The city of Burlington welcomed local leaders from across the region to celebrate Martin Luther King Jr.’s life on Monday. 

The words of Reverend Mark Hughes, Vermont Racial Justice Alliance’s executive director, echoed throughout Burlington’s Richard Kemp Center, pleading for his community to help him continue the fight for racial equality and justice that King once led.

“This is a movement, this is not a game,” Hughes said. “This is something we do every day.”

He added that King’s message shouldn’t get lost in the day’s festivities. 

“It’s not about what happened at echo today, it’s not about what happened at unitarian yesterday,” he said. “It’s about what happens in here every day.” 

Across town, the Echo Leahy Center for Lake Champlain welcomed community members to learn about civil rights through musical performances, visual art and spoken word activities. 

James Lyall, the executive director of the American Civil Liberties Union of Vermont, put a cap on the celebration by emphasizing the work that still needs to be done to ensure a better tomorrow for minorities in the state. 

“There are still major disparities in this community, in this state and in this country,” he said. 

Kim Carson, Burlington’s newly appointed director of Racial Equity, Inclusion and Belonging, also spoke at the event.
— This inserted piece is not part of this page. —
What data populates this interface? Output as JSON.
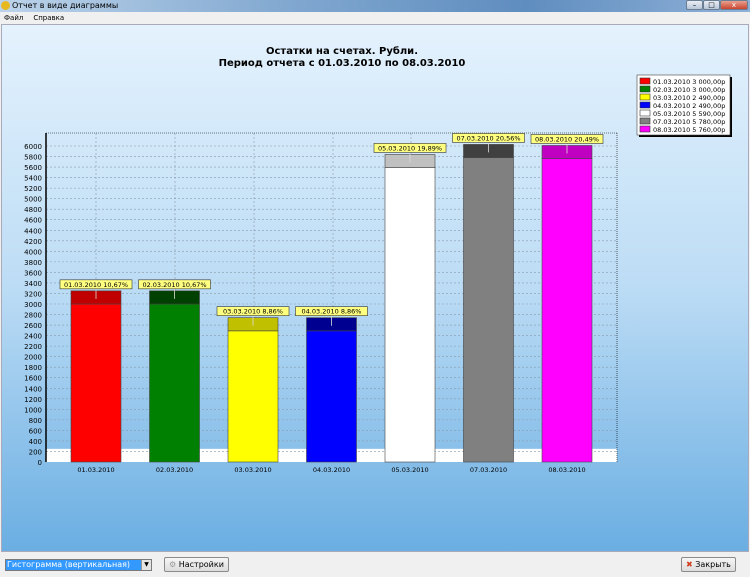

After Vermonters officially outlawed slavery in the state’s constitution and implemented annual Juneteenth festivities, she’s encouraged for potential future strides. 

However, she says institutional issues will take relentlessness to amend. 
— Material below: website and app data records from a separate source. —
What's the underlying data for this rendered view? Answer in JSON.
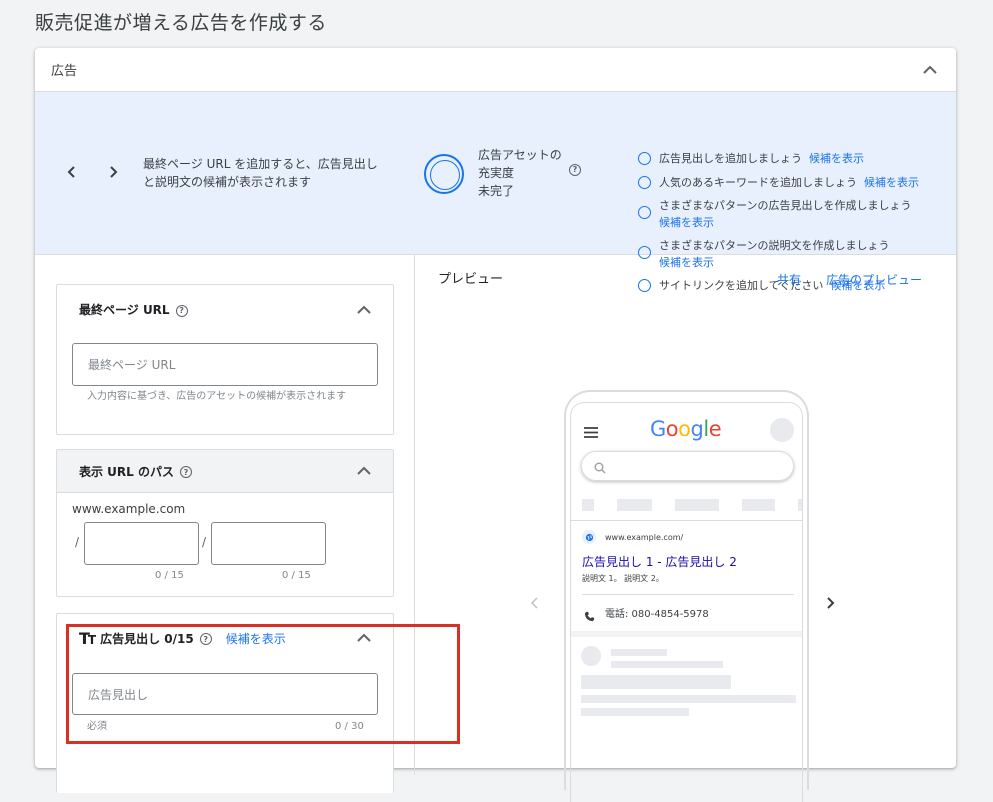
{
  "page_title": "販売促進が増える広告を作成する",
  "card": {
    "title": "広告"
  },
  "banner": {
    "message": "最終ページ URL を追加すると、広告見出しと説明文の候補が表示されます",
    "strength_label": "広告アセットの充実度",
    "strength_status": "未完了",
    "tasks": [
      {
        "text": "広告見出しを追加しましょう",
        "link": "候補を表示"
      },
      {
        "text": "人気のあるキーワードを追加しましょう",
        "link": "候補を表示"
      },
      {
        "text": "さまざまなパターンの広告見出しを作成しましょう",
        "link": "候補を表示"
      },
      {
        "text": "さまざまなパターンの説明文を作成しましょう",
        "link": "候補を表示"
      },
      {
        "text": "サイトリンクを追加してください",
        "link": "候補を表示"
      }
    ]
  },
  "final_url": {
    "title": "最終ページ URL",
    "placeholder": "最終ページ URL",
    "hint": "入力内容に基づき、広告のアセットの候補が表示されます"
  },
  "display_path": {
    "title": "表示 URL のパス",
    "domain": "www.example.com",
    "separator": "/",
    "path1_count": "0 / 15",
    "path2_count": "0 / 15"
  },
  "headline": {
    "title": "広告見出し 0/15",
    "suggest_link": "候補を表示",
    "placeholder": "広告見出し",
    "required": "必須",
    "count": "0 / 30"
  },
  "preview": {
    "title": "プレビュー",
    "share": "共有",
    "ad_preview": "広告のプレビュー",
    "ad": {
      "url": "www.example.com/",
      "headline": "広告見出し 1 - 広告見出し 2",
      "description": "説明文 1。 説明文 2。",
      "phone": "電話: 080-4854-5978"
    },
    "logo_letters": [
      "G",
      "o",
      "o",
      "g",
      "l",
      "e"
    ],
    "logo_colors": [
      "#4285f4",
      "#ea4335",
      "#fbbc05",
      "#4285f4",
      "#34a853",
      "#ea4335"
    ]
  }
}
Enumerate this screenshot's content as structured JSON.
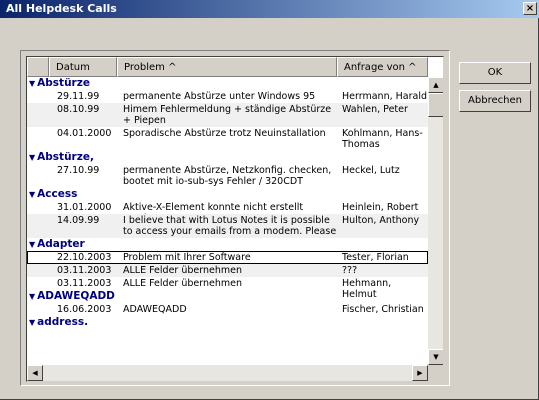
{
  "window": {
    "title": "All Helpdesk Calls",
    "close_glyph": "×"
  },
  "columns": {
    "date": "Datum",
    "problem": "Problem ^",
    "requester": "Anfrage von ^"
  },
  "buttons": {
    "ok": "OK",
    "cancel": "Abbrechen"
  },
  "groups": [
    {
      "label": "Abstürze",
      "rows": [
        {
          "date": "29.11.99",
          "problem": "permanente Abstürze unter Windows 95",
          "requester": "Herrmann, Harald"
        },
        {
          "date": "08.10.99",
          "problem": "Himem Fehlermeldung + ständige Abstürze + Piepen",
          "requester": "Wahlen, Peter"
        },
        {
          "date": "04.01.2000",
          "problem": "Sporadische Abstürze trotz Neuinstallation",
          "requester": "Kohlmann, Hans-Thomas"
        }
      ]
    },
    {
      "label": "Abstürze,",
      "rows": [
        {
          "date": "27.10.99",
          "problem": "permanente Abstürze, Netzkonfig. checken, bootet mit io-sub-sys Fehler / 320CDT",
          "requester": "Heckel, Lutz"
        }
      ]
    },
    {
      "label": "Access",
      "rows": [
        {
          "date": "31.01.2000",
          "problem": "Aktive-X-Element konnte nicht erstellt werden",
          "requester": "Heinlein, Robert"
        },
        {
          "date": "14.09.99",
          "problem": "I believe that with Lotus Notes it is possible to access your emails from a modem. Please",
          "requester": "Hulton, Anthony"
        }
      ]
    },
    {
      "label": "Adapter",
      "rows": [
        {
          "date": "22.10.2003",
          "problem": "Problem mit Ihrer Software",
          "requester": "Tester, Florian"
        },
        {
          "date": "03.11.2003",
          "problem": "ALLE Felder übernehmen",
          "requester": "???"
        },
        {
          "date": "03.11.2003",
          "problem": "ALLE Felder übernehmen",
          "requester": "Hehmann, Helmut"
        }
      ]
    },
    {
      "label": "ADAWEQADD",
      "rows": [
        {
          "date": "16.06.2003",
          "problem": "ADAWEQADD",
          "requester": "Fischer, Christian"
        }
      ]
    },
    {
      "label": "address.",
      "rows": []
    }
  ]
}
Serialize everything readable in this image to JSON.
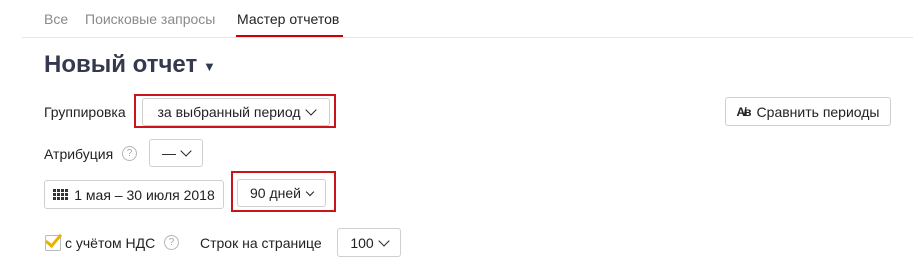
{
  "tabs": [
    {
      "label": "Все",
      "active": false
    },
    {
      "label": "Поисковые запросы",
      "active": false
    },
    {
      "label": "Мастер отчетов",
      "active": true
    }
  ],
  "title": "Новый отчет",
  "grouping": {
    "label": "Группировка",
    "value": "за выбранный период"
  },
  "compare_button": {
    "label": "Сравнить периоды",
    "icon": "compare-periods-icon"
  },
  "attribution": {
    "label": "Атрибуция",
    "value": "—"
  },
  "date_range": {
    "value": "1 мая – 30 июля 2018",
    "icon": "calendar-icon"
  },
  "period": {
    "value": "90 дней"
  },
  "vat": {
    "label": "с учётом НДС",
    "checked": true
  },
  "rows_per_page": {
    "label": "Строк на странице",
    "value": "100"
  },
  "colors": {
    "accent": "#cc0000",
    "highlight_box": "#c8141b",
    "title": "#333a4d",
    "checkmark": "#e8b200"
  }
}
“Policy, procedure but most importantly practice,” Carson said. “I would say in my research over time, what I noticed studying the legislative history with civil rights as i did my job at the judicial branch is from the 1700’s to civil rights and on, the things we have been fighting for have been relatively the same.” 

Hughes added that for significant societal changes to happen, words will not suffice. 
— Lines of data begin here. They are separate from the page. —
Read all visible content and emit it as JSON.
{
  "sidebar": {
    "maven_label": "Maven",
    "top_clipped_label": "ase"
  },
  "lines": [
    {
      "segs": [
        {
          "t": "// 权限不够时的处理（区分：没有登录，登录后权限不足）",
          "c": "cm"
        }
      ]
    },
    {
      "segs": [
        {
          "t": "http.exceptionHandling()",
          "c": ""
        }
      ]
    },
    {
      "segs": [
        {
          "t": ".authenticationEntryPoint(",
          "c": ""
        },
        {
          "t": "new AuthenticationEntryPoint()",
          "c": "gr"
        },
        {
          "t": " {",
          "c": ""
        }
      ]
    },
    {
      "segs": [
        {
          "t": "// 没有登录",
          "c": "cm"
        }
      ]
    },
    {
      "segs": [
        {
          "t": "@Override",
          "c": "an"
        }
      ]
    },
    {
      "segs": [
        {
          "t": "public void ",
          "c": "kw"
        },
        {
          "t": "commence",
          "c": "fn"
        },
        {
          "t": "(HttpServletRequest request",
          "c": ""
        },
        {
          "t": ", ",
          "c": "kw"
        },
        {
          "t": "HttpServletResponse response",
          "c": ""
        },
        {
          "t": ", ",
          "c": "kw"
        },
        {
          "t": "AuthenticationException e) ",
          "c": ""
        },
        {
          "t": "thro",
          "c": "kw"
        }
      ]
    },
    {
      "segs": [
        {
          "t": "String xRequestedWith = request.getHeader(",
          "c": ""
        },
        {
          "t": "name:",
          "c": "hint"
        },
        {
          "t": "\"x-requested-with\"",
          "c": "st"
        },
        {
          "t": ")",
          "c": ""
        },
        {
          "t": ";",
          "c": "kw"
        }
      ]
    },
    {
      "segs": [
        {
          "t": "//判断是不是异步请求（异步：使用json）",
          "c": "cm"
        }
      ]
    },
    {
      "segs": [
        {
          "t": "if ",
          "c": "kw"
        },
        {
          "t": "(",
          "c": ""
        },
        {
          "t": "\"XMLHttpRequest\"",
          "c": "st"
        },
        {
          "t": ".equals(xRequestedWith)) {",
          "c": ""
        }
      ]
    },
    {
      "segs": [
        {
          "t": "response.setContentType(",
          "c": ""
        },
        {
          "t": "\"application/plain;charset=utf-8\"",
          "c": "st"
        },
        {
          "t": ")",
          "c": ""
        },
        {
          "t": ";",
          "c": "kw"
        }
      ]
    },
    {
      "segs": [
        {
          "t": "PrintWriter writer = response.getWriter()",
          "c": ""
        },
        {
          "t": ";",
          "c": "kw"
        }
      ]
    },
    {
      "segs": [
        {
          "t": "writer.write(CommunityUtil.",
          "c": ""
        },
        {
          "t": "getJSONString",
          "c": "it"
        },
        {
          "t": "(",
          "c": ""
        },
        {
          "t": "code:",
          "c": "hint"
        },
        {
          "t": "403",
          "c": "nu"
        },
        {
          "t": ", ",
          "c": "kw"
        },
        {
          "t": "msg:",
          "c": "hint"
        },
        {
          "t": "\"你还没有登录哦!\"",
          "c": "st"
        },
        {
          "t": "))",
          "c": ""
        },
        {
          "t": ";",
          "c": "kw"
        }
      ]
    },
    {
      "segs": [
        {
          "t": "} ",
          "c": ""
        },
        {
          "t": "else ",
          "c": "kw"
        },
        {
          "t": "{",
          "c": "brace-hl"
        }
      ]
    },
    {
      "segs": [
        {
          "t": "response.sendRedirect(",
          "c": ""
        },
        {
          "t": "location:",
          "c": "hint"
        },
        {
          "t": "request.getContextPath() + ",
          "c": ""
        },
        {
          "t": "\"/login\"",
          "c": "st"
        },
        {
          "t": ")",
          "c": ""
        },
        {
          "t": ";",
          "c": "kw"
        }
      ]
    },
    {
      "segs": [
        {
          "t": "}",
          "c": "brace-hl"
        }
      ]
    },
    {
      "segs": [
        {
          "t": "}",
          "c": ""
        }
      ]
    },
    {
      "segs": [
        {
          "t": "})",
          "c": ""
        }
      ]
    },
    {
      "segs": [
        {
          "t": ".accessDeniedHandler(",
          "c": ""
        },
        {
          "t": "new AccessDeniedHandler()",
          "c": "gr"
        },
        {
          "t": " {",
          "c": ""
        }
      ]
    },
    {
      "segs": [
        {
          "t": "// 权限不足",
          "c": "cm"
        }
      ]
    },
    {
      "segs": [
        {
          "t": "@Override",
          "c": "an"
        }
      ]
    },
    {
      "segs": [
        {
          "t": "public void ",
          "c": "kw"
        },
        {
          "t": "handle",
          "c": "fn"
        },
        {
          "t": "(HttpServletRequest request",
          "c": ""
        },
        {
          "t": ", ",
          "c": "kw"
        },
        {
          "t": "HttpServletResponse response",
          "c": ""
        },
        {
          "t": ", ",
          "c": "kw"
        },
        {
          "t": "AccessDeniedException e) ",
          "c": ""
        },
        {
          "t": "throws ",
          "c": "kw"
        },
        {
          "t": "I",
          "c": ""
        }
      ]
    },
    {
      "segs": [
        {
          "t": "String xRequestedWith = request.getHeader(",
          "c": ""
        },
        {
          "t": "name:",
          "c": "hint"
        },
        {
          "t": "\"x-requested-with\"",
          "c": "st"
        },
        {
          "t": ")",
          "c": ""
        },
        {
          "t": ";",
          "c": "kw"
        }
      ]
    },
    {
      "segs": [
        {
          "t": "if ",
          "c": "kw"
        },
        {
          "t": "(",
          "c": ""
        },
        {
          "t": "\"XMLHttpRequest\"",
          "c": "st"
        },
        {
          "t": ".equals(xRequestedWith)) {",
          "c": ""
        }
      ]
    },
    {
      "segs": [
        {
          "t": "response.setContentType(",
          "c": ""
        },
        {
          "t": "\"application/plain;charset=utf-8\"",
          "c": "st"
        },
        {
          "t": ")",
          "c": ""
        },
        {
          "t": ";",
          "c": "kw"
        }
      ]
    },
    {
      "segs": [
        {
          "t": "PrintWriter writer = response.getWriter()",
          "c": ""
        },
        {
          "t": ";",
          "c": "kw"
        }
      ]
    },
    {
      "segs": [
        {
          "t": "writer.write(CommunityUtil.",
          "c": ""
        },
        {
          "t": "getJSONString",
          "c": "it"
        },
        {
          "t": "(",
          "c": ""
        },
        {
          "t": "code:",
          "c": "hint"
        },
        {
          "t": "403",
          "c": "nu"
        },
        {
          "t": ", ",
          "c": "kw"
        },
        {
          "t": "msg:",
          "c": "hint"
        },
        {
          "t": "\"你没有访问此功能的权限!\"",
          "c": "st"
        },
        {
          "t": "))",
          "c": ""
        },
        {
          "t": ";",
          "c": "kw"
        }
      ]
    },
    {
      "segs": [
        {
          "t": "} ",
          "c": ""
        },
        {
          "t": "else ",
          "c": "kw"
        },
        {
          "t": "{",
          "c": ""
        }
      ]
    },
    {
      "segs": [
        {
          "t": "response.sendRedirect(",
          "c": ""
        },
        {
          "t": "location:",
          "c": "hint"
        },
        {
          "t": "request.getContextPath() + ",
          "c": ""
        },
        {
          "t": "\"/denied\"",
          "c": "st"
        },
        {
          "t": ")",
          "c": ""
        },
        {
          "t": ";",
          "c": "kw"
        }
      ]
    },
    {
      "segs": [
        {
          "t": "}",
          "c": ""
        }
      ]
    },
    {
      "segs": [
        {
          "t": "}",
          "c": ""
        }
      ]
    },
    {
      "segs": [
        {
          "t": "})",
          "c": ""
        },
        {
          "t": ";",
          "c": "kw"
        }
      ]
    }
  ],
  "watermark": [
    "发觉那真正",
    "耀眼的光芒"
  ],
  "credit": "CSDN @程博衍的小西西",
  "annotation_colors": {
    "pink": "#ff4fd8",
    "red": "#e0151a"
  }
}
“It wasn’t just about ‘I had a dream’,” he said. “It was about standing up to political and economic power and speaking truth to power.”